This morning New York City Mayor Bill De Blasio announced his choice for Landmarks Preservation Commission Chair – architect and urban planner Meenakshi Srinivasan.
Srinivasan, a native of India, has a bachelor’s degree in architecture from New Delhi’s School of Planning and Architecture and a master’s degree in city planning, urban design, and architecture from the University of Pennsylvania. In 1990 she began work at the Department of City Planning, and in 2000 was named deputy director of Planning’s Manhattan office where she led the Special Midtown District Theater Subdistrict rezoning, the Sixth Avenue rezoning, and the Hudson Yards Master Plan. Continue reading
The legacy of industry, the can-do spirit that fueled construction of the canal system, and the nationally-recognized architecture in the Canalway Corridor are unique elements of the region’s heritage.

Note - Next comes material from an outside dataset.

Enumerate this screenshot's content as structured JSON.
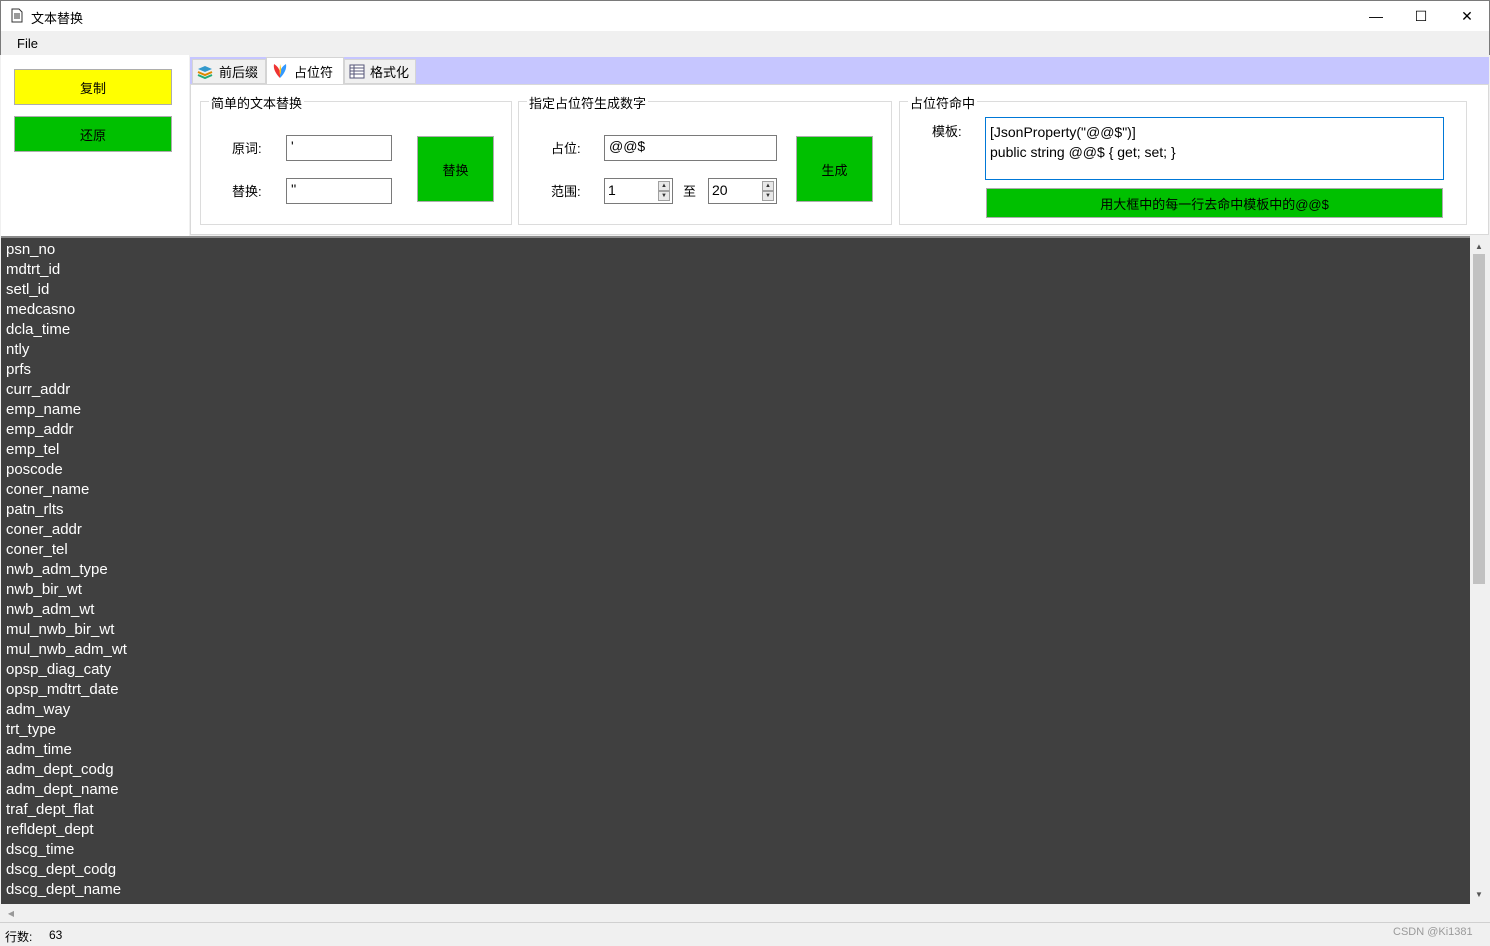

Ideas about how to tap them to fuel investment in the 21st century innovation economy in your community will be presented at Where Canal Meets Commercial Corridor: Unlocking Entrepreneurial Opportunities in Your Downtown, a day-long presentation sponsored by the Erie Canalway National Heritage Corridor in Buffalo on Wednesday, June 18, 2014. Continue reading
On Tuesday, April 29th, the New York City Landmarks Preservation Commission (LPC) voted to designate the Park Avenue Historic District as the city’s 111th historic district.

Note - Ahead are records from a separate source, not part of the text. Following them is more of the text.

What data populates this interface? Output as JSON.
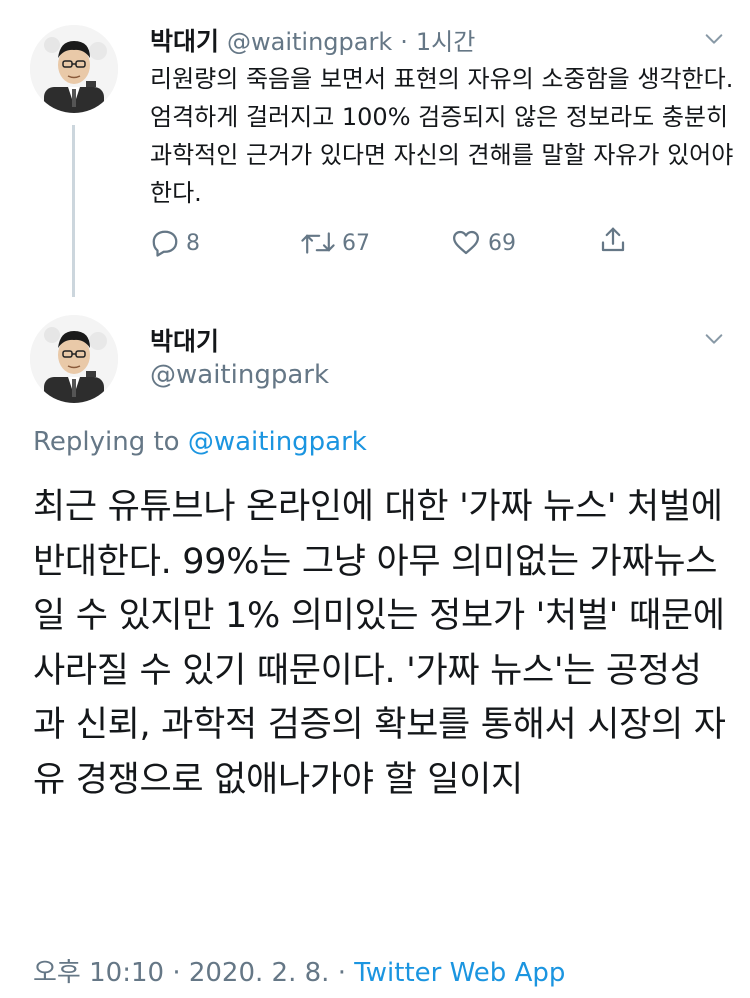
{
  "tweet1": {
    "name": "박대기",
    "handle": "@waitingpark",
    "separator": "·",
    "time": "1시간",
    "text": "리원량의 죽음을 보면서 표현의 자유의 소중함을 생각한다. 엄격하게 걸러지고 100% 검증되지 않은 정보라도 충분히 과학적인 근거가 있다면 자신의 견해를 말할 자유가 있어야 한다.",
    "replies": "8",
    "retweets": "67",
    "likes": "69"
  },
  "tweet2": {
    "name": "박대기",
    "handle": "@waitingpark",
    "replying_prefix": "Replying to",
    "replying_handle": "@waitingpark",
    "text": "최근 유튜브나 온라인에 대한 '가짜 뉴스' 처벌에 반대한다. 99%는 그냥 아무 의미없는 가짜뉴스일 수 있지만 1% 의미있는 정보가 '처벌' 때문에 사라질 수 있기 때문이다. '가짜 뉴스'는 공정성과 신뢰, 과학적 검증의 확보를 통해서 시장의 자유 경쟁으로 없애나가야 할 일이지",
    "time": "오후 10:10",
    "sep1": "·",
    "date": "2020. 2. 8.",
    "sep2": "·",
    "source": "Twitter Web App"
  },
  "colors": {
    "text": "#14171a",
    "muted": "#657786",
    "link": "#1b95e0",
    "thread_line": "#ccd6dd"
  },
  "icons": [
    "avatar",
    "chevron-down-icon",
    "reply-icon",
    "retweet-icon",
    "like-icon",
    "share-icon"
  ]
}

I am thrilled about this designation and is especially thankful for the LPC’s swift action on this item. However, the commissioners’ deliberate decision to specify the Park Avenue Christian Center’s rectory and parish house as “no style” is confusing. When you think of a place with “no style”, Park Avenue is not what usually comes to mind. Continue reading
The Rensselaer County Historical Society (RCHS) is presenting a Hidden History tour on Tuesday, April 29th at 4:30 pm of Footsy Magoos and the Knox-Mead Building located at 13 and 17 First Street in Troy.

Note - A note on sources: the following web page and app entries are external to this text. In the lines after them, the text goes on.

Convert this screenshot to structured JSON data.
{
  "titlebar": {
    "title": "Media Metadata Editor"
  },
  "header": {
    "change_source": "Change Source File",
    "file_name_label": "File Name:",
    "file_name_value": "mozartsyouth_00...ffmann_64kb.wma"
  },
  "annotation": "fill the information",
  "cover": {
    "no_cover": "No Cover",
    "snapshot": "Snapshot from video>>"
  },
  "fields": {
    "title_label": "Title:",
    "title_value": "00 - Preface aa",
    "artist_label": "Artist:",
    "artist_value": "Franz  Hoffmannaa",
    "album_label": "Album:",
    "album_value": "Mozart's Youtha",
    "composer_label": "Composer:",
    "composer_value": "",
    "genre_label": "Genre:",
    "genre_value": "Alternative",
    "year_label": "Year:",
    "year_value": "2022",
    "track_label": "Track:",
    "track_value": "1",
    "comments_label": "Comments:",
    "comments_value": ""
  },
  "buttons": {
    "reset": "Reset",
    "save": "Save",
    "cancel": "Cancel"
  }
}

RCHS staff will offer a public tour of the buildings, located along a stretch of First Street known historically as Troy’s Banker’s Row because of the proliferation of banks that were once in residence on the street. Continue reading
It is the Historic Districts Council’s firm belief, backed up by decades of observation, that the New York City Landmarks Law and the Commission empowered by it have enhanced and improved New York City. Landmark designation stabilizes neighborhoods, enhances property values, empowers communities and attracts private investment into the city. More importantly, landmarks and historic districts provide a physical continuity to our city’s past, enabling residents and visitors alike to physically experience New York’s history.
With all this in mind, it’s no mystery that the still unfilled de Blasio appointment for Landmarks Chair is a matter of great interest to us and we have thought a great deal about the type of person whom we’d like to see in the role. Continue reading
The Warrensburgh Historical Society (WHS), Warrensburgh Beautification Inc. (WBI) and Richards Library are co-sponsoring a monthly four part Historic Preservation Lecture Series beginning Wednesday.
The purpose of the series is to educate the community and its leadership to the benefits of historic preservation – the funding sources and financial incentive programs available, the advantages of adaptive reuse, and the direct correlation with economic development. Continue reading
The John Jay Lecture, jointly sponsored by Pace Law School and the Jay Heritage Center, will be held on April 29th at the Jay Estate in Rye, NY, the National Historic Landmark property where Jay grew up as a child and which he owned and managed from 1813 to 1822 before passing it on to his eldest son Peter.
The speaker this year is Hon. Rose Harvey, Commissioner of New York State’s Office of Parks, Recreation & Historic Preservation (OPRHP) of the State of New York. Harvey will speak on the topic “Stewardship of New York’s Cultural & Natural History”. Continue reading